[Task objective]: What follows is a listing; restate every line of it word for word.

•••••

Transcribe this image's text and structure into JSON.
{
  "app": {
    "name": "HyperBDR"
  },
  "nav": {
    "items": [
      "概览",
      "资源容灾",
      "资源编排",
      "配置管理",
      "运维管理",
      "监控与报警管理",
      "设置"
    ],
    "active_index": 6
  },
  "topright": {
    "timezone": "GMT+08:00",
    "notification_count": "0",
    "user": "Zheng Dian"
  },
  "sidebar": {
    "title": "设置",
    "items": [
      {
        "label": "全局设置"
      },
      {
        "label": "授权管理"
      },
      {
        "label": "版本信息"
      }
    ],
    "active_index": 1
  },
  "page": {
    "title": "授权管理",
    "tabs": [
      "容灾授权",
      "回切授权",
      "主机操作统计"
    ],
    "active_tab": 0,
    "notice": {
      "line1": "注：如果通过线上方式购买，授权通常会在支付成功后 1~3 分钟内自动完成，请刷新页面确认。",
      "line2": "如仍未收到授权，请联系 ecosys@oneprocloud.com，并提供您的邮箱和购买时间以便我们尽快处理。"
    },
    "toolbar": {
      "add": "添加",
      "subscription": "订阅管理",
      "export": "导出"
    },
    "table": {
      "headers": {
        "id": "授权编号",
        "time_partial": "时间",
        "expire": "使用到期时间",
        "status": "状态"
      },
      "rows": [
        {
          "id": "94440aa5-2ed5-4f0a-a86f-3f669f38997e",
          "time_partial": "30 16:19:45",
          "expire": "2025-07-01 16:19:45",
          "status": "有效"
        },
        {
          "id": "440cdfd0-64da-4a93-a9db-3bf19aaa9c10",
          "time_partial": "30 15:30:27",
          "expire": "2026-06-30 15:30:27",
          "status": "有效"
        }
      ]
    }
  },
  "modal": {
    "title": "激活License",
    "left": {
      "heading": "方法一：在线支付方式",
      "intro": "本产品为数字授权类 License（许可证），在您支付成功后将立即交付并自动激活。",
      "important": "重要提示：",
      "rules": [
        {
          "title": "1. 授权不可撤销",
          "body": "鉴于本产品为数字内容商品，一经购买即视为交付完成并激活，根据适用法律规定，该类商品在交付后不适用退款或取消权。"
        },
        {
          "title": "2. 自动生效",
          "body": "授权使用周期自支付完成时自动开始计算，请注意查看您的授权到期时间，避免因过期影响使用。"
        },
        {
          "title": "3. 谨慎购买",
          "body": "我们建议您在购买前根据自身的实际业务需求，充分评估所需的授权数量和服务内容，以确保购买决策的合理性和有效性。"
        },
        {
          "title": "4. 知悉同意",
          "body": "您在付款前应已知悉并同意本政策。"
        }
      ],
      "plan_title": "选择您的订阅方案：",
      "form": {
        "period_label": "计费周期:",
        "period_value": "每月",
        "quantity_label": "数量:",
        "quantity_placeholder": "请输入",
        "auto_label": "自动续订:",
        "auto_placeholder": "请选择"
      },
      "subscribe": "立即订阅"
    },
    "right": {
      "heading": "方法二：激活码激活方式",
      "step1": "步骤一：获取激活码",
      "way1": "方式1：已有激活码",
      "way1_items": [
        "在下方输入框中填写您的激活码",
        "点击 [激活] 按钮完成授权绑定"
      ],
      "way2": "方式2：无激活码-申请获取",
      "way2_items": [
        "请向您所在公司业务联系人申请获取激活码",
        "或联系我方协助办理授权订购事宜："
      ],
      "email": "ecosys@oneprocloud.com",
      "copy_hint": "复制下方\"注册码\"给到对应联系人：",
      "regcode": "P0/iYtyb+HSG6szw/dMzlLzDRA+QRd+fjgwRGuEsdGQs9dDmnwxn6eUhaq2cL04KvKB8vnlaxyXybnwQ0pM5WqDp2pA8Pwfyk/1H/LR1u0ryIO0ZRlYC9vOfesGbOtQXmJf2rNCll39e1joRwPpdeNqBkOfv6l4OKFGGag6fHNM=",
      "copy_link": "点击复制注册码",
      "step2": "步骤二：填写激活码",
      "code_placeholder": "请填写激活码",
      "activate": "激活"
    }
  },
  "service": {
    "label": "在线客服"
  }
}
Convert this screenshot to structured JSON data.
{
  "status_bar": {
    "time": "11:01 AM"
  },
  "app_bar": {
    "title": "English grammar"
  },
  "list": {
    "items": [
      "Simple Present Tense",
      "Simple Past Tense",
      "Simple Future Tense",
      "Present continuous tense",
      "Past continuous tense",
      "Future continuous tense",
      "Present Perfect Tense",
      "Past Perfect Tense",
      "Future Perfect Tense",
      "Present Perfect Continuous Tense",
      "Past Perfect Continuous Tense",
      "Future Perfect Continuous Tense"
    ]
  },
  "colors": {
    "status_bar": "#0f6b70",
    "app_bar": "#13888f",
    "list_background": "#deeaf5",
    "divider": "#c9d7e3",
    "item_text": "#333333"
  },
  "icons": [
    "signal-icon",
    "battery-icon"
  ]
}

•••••

[Result below]:
Transcribe this image's text and structure into JSON.
{
  "app": {
    "name": "HyperBDR"
  },
  "nav": {
    "items": [
      "概览",
      "资源容灾",
      "资源编排",
      "配置管理",
      "运维管理",
      "监控与报警管理",
      "设置"
    ],
    "active_index": 6
  },
  "topright": {
    "timezone": "GMT+08:00",
    "notification_count": "0",
    "user": "Zheng Dian"
  },
  "sidebar": {
    "title": "设置",
    "items": [
      {
        "label": "全局设置"
      },
      {
        "label": "授权管理"
      },
      {
        "label": "版本信息"
      }
    ],
    "active_index": 1
  },
  "page": {
    "title": "授权管理",
    "tabs": [
      "容灾授权",
      "回切授权",
      "主机操作统计"
    ],
    "active_tab": 0,
    "notice": {
      "line1": "注：如果通过线上方式购买，授权通常会在支付成功后 1~3 分钟内自动完成，请刷新页面确认。",
      "line2": "如仍未收到授权，请联系 ecosys@oneprocloud.com，并提供您的邮箱和购买时间以便我们尽快处理。"
    },
    "toolbar": {
      "add": "添加",
      "subscription": "订阅管理",
      "export": "导出"
    },
    "table": {
      "headers": {
        "id": "授权编号",
        "time_partial": "时间",
        "expire": "使用到期时间",
        "status": "状态"
      },
      "rows": [
        {
          "id": "94440aa5-2ed5-4f0a-a86f-3f669f38997e",
          "time_partial": "30 16:19:45",
          "expire": "2025-07-01 16:19:45",
          "status": "有效"
        },
        {
          "id": "440cdfd0-64da-4a93-a9db-3bf19aaa9c10",
          "time_partial": "30 15:30:27",
          "expire": "2026-06-30 15:30:27",
          "status": "有效"
        }
      ]
    }
  },
  "modal": {
    "title": "激活License",
    "left": {
      "heading": "方法一：在线支付方式",
      "intro": "本产品为数字授权类 License（许可证），在您支付成功后将立即交付并自动激活。",
      "important": "重要提示：",
      "rules": [
        {
          "title": "1. 授权不可撤销",
          "body": "鉴于本产品为数字内容商品，一经购买即视为交付完成并激活，根据适用法律规定，该类商品在交付后不适用退款或取消权。"
        },
        {
          "title": "2. 自动生效",
          "body": "授权使用周期自支付完成时自动开始计算，请注意查看您的授权到期时间，避免因过期影响使用。"
        },
        {
          "title": "3. 谨慎购买",
          "body": "我们建议您在购买前根据自身的实际业务需求，充分评估所需的授权数量和服务内容，以确保购买决策的合理性和有效性。"
        },
        {
          "title": "4. 知悉同意",
          "body": "您在付款前应已知悉并同意本政策。"
        }
      ],
      "plan_title": "选择您的订阅方案：",
      "form": {
        "period_label": "计费周期:",
        "period_value": "每月",
        "quantity_label": "数量:",
        "quantity_placeholder": "请输入",
        "auto_label": "自动续订:",
        "auto_placeholder": "请选择"
      },
      "subscribe": "立即订阅"
    },
    "right": {
      "heading": "方法二：激活码激活方式",
      "step1": "步骤一：获取激活码",
      "way1": "方式1：已有激活码",
      "way1_items": [
        "在下方输入框中填写您的激活码",
        "点击 [激活] 按钮完成授权绑定"
      ],
      "way2": "方式2：无激活码-申请获取",
      "way2_items": [
        "请向您所在公司业务联系人申请获取激活码",
        "或联系我方协助办理授权订购事宜："
      ],
      "email": "ecosys@oneprocloud.com",
      "copy_hint": "复制下方\"注册码\"给到对应联系人：",
      "regcode": "P0/iYtyb+HSG6szw/dMzlLzDRA+QRd+fjgwRGuEsdGQs9dDmnwxn6eUhaq2cL04KvKB8vnlaxyXybnwQ0pM5WqDp2pA8Pwfyk/1H/LR1u0ryIO0ZRlYC9vOfesGbOtQXmJf2rNCll39e1joRwPpdeNqBkOfv6l4OKFGGag6fHNM=",
      "copy_link": "点击复制注册码",
      "step2": "步骤二：填写激活码",
      "code_placeholder": "请填写激活码",
      "activate": "激活"
    }
  },
  "service": {
    "label": "在线客服"
  }
}
Convert this screenshot to structured JSON data.
{
  "status_bar": {
    "time": "11:01 AM"
  },
  "app_bar": {
    "title": "English grammar"
  },
  "list": {
    "items": [
      "Simple Present Tense",
      "Simple Past Tense",
      "Simple Future Tense",
      "Present continuous tense",
      "Past continuous tense",
      "Future continuous tense",
      "Present Perfect Tense",
      "Past Perfect Tense",
      "Future Perfect Tense",
      "Present Perfect Continuous Tense",
      "Past Perfect Continuous Tense",
      "Future Perfect Continuous Tense"
    ]
  },
  "colors": {
    "status_bar": "#0f6b70",
    "app_bar": "#13888f",
    "list_background": "#deeaf5",
    "divider": "#c9d7e3",
    "item_text": "#333333"
  },
  "icons": [
    "signal-icon",
    "battery-icon"
  ]
}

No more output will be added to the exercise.